CNN Transcript, Post-Compassion Forum commentary (Michael Gerson, former Pres. Bush speechwriter)
CAMPBELL BROWN, CNN HOST: I’m Campbell Brown in Grantham, Pennsylvania. Thanks for watching. Our coverage continues now on CNN with my colleague John King.
JOHN KING, CNN HOST: Thank you, Campbell. And I am John King on the campus here of Messiah College in Grantham, Pennsylvania. Outside of the forum. You just heard the Democratic candidates for president discuss faith and values in the so-called compassion forum. A lot to discuss in the next several minutes.
And to do so let’s bring in our senior political correspondent Candy Crowley. She is here with me on the campus. CNN contributor Roland Martin as well as Michael Gerson. He is the author and former speechwriter for President Bush who has written repeatedly about faith and values and their role in politics.
A lot of sound to discuss tonight. A lot of issues to discuss tonight. You are still watching Senator Obama there inside the hall signing autographs and speaking to some of people attending this forum. We covered this campaign back and forth. It’s about taxes, it’s about the war in Iraq, it’s about the economy.
But it was an interesting conversation tonight. We’ll play more of the sound and discuss it in the moments ahead. But I want to ask each of you first just your overall assessment. Candy, you track these candidates every day. And again, it’s about the war. It’s about the economy. It’s about John McCain. Tonight it was about when does life begin. Does god have a role in issues like AIDS? What do you think?
CANDY CROWLEY, CNN POLITICAL ANALYST: I actually, my first thought was, how far the Democrats have come on this issue of faith and politics. I’m even, trying to imagine Al Gore at a forum like this and talking, really so easily, as the two of them did. They seemed pretty comfortable. They didn’t have a problem talking about their own faith to a point.
So I just really thought, here’s the Democratic Party. They’ve gotten the message. You cannot ignore faith because it is such a part of the fabric of America. And, therefore, they are here and they are talking in real terms on very specific religious issues.
KING: Well, Michael Gerson, you helped elect George W. Bush on the very point candy is making. He spoke publicly about his faith. Jesus Christ was his favorite philosopher. I know when you works for the president in the campaign you had the belief that Democrats simply don’t get it. They don’t talk to people of faith especially in small town America. What did you make of tonight?
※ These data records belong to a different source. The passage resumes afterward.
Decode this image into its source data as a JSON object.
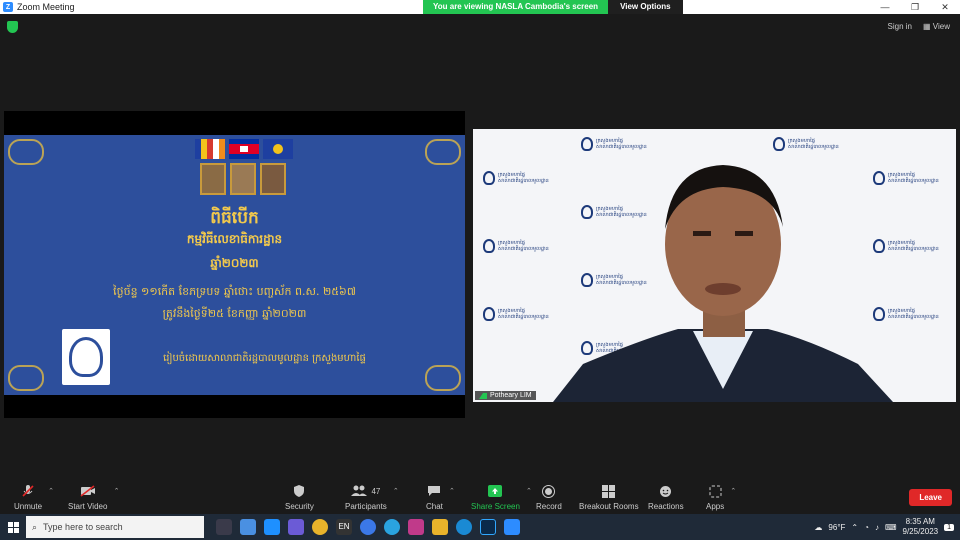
{
  "window": {
    "title": "Zoom Meeting",
    "controls": [
      "—",
      "❐",
      "✕"
    ]
  },
  "banner": {
    "message": "You are viewing NASLA Cambodia's screen",
    "options_label": "View Options"
  },
  "topbar": {
    "sign_in": "Sign in",
    "view": "View"
  },
  "slide": {
    "line1": "ពិធីបើក",
    "line2": "កម្មវិធីលេខាធិការដ្ឋាន",
    "line3": "ឆ្នាំ២០២៣",
    "line4": "ថ្ងៃច័ន្ទ ១១កើត ខែភទ្របទ ឆ្នាំថោះ បញ្ចស័ក ព.ស. ២៥៦៧",
    "line5": "ត្រូវនឹងថ្ងៃទី២៥ ខែកញ្ញា ឆ្នាំ២០២៣",
    "line6": "រៀបចំដោយសាលាជាតិរដ្ឋបាលមូលដ្ឋាន ក្រសួងមហាផ្ទៃ"
  },
  "video": {
    "participant_name": "Potheary LIM",
    "watermark_line1": "ក្រសួងមហាផ្ទៃ",
    "watermark_line2": "សាលាជាតិរដ្ឋបាលមូលដ្ឋាន"
  },
  "toolbar": {
    "unmute": "Unmute",
    "start_video": "Start Video",
    "security": "Security",
    "participants": "Participants",
    "participant_count": "47",
    "chat": "Chat",
    "share_screen": "Share Screen",
    "record": "Record",
    "breakout": "Breakout Rooms",
    "reactions": "Reactions",
    "apps": "Apps",
    "leave": "Leave"
  },
  "taskbar": {
    "search_placeholder": "Type here to search",
    "temperature": "96°F",
    "lang": "EN",
    "time": "8:35 AM",
    "date": "9/25/2023",
    "notif_count": "1"
  },
  "colors": {
    "accent_green": "#23c552",
    "leave_red": "#e02828",
    "slide_blue": "#2d4f9c",
    "gold": "#f2c94c"
  }
}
MICHAEL GERSON, FORMER BUSH SPEECHWRITER: I agree. I thought it was a big change for the Democrats. I think Obama in many ways was more fluent talking about the role of religion in informing his own policy views. I don’t think that Senator Clinton did that quite as well. But I do — I think the other point, though, is not just how much the Democrats have changed but how much the evangelicals in the audience when you listen to the questions had changed. Because there was abortion but there were also questions on torture and the environment, which was a consistent theme and HIV/AIDS in Africa and Darfur was mentioned. And I think you’ve seen a broadening of this social justice agenda among religious conservative. That’s also an important point.
KING: And Roland, if the agenda has broadened among social conservatives, we’re in the state of Pennsylvania tonight. They’re important here. President Bush tried, just failed twice in this state. They are important in many other states. What did you make of the conversation tonight in terms of how we look forward in this campaign. One of these candidates will represent the Democratic Party. As Candy noted, John Kerry and Al Gore simply failed.
ROLAND MARTIN, CNN CONTRIBUTOR: First of all, it was a phenomenal conversation. Candy is absolutely right. I would have loved for Al Gore, somebody who actually went to seminary to have had a faith conversation with George W. Bush. I think the real issue here, John, that this was candidate driven and not party driven. These candidates, Clinton and Obama, both recognize the Democratic Party must begin to speak to people of faith. People like myself who are independents but who are strong believers of faith. People out there who say, look, we must go beyond issues of abortion and homosexuality.
But I think what you saw tonight, you certainly saw Obama who is a lot more comfortable as Michael said in speaking about his faith but even Senator Hillary Clinton. In her answer when she said it’s a lot more private. She she spoke more from a political standpoint. He was able to weave it in a lot more so. I think that also speaks to the individual. People have to recognize that individuals see their faith in a much different way. Some see it as a very public issue, as the essence of who they are. Others prefer to be very private. A phenomenal conversation and it should not be the last time that Democrats begin to deal with this because it certainly gave me a much better understanding of both candidates and their views on issues facing America.
KING: Roland, Michael and Candy. I want you all of you to stand by. As you can see, the forum is breaking up in Messiah College. The Democratic candidates talking about the role of faith in their life but also talking about their current dust-up on the campaign trail. Whether Barack Obama is somehow insensitive to blue collar workings facing economic anxiety. Stay with us, we’ll be right back.